Currently, the expressions used to describe the likelihood contribution must follow the rules of EViews series expressions. This restriction implies that we do not allow matrix operations in the likelihood specification. In order to specify likelihood functions for multiple equation models, you may have to write out the expression for the determinants and quadratic forms. Although possible, this may become tedious for models with more than two or three equations. See the multivariate GARCH sample programs for examples of this approach.

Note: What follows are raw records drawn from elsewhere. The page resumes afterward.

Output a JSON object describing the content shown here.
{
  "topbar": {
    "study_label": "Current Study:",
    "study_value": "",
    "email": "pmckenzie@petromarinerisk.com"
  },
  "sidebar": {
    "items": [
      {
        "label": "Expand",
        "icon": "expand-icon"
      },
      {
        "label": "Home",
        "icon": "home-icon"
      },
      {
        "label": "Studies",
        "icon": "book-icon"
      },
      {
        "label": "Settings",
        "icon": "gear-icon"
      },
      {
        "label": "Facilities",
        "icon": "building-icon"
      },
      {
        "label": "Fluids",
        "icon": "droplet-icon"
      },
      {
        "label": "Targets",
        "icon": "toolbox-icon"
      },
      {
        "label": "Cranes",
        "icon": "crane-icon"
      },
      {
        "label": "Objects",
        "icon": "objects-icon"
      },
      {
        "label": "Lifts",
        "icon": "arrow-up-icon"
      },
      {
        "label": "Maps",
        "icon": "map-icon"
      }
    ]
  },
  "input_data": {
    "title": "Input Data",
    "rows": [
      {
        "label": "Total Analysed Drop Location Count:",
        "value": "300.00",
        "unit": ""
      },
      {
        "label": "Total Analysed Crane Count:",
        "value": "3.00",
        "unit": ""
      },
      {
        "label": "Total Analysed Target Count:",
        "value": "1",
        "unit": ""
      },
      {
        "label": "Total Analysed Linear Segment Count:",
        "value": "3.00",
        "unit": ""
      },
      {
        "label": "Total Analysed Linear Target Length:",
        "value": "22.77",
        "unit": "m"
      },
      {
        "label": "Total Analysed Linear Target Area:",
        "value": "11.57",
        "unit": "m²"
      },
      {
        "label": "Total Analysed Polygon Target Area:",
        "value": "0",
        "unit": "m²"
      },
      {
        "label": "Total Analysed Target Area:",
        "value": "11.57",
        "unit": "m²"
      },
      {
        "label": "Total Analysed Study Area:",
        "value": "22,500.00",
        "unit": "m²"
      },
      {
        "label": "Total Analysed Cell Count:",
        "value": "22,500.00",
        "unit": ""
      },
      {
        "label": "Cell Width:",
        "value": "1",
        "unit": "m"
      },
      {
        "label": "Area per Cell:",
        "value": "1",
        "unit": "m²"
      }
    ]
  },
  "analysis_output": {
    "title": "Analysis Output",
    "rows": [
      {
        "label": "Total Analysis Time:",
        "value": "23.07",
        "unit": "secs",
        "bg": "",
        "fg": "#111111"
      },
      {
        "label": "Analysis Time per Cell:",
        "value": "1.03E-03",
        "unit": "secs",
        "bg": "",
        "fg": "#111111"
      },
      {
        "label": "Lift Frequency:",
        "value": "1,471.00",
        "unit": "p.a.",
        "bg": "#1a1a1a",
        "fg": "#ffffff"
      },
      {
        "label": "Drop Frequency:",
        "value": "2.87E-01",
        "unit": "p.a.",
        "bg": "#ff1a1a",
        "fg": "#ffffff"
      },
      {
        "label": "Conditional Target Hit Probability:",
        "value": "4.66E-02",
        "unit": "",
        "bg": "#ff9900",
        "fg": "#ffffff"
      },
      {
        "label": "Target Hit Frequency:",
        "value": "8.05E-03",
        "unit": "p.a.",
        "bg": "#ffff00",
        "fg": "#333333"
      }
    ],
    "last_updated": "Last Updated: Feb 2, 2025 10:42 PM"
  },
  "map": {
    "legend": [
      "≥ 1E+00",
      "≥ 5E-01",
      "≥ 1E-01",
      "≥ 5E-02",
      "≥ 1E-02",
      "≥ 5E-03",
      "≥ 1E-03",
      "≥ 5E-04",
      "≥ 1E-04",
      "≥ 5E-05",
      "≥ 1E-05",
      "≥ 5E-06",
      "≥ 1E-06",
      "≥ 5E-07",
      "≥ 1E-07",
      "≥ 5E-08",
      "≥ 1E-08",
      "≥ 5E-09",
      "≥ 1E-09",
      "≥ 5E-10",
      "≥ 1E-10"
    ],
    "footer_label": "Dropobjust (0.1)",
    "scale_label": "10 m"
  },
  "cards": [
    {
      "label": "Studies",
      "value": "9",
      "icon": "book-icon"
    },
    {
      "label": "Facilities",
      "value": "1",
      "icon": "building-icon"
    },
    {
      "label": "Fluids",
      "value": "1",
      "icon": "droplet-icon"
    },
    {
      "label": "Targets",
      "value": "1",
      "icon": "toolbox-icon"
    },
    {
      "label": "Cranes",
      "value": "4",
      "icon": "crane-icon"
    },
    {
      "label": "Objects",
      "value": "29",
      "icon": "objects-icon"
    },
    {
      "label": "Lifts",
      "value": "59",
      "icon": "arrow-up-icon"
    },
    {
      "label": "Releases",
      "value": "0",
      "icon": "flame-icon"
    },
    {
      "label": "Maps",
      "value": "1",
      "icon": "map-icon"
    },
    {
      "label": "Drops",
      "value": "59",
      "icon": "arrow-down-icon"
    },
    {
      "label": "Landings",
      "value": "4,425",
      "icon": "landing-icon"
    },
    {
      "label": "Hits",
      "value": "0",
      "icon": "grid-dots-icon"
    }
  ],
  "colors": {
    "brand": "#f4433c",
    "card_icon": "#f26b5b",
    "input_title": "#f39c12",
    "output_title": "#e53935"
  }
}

Additionally, the logl object does not directly handle optimization subject to general inequality constraints. There are, however, a variety of well-established techniques for imposing simple inequality constraints. We provide examples below. The underlying idea is to apply a monotonic transformation to the coefficient so that the new coefficient term takes on values only in the desired range. The commonly used transformations are the @exp for one-sided restrictions and the @logit and @atan for two-sided restrictions.
You should be aware of the limitations of the transformation approach. First, the approach only works for relatively simple inequality constraints. If you have several cross-coefficient inequality restrictions, the solution will quickly become intractable. Second, in order to perform hypothesis tests on the untransformed coefficient, you will have to obtain an estimate of the standard errors of the associated expressions. Since the transformations are generally nonlinear, you will have to compute linear approximations to the variances yourself (using the delta method). Lastly, inference will be poor near the boundary values of the inequality restrictions.
Simple One-Sided Restrictions
Suppose you would like to restrict the estimate of the coefficient of X to be no larger than 1. One way you could do this is to specify the corresponding subexpression as follows:
' restrict coef on x to not exceed 1
res1 = y - c(1) - (1-exp(c(2)))*x
Note that EViews will report the point estimate and the standard error for the parameter C(2), not the coefficient of X. To find the standard error of the expression 1-exp(c(2)), you will have to use the delta method; see for example Greene (2008).
Simple Two-Sided Restrictions
Suppose instead that you want to restrict the coefficient for X to be between -1 and 1. Then you can specify the expression as:
' restrict coef on x to be between -1 and 1
res1 = y - c(1) - (2*@logit(c(2))-1)*x
Again, EViews will report the point estimate and standard error for the parameter C(2). You will have to use the delta method to compute the standard error of the transformation expression 2*@logit(c(2))-1.
More generally, if you want to restrict the parameter to lie between L and H, you can use the transformation:
(H-L)*@logit(c(1)) + L
where C(1) is the parameter to be estimated. In the above example, L=-1 and H=1.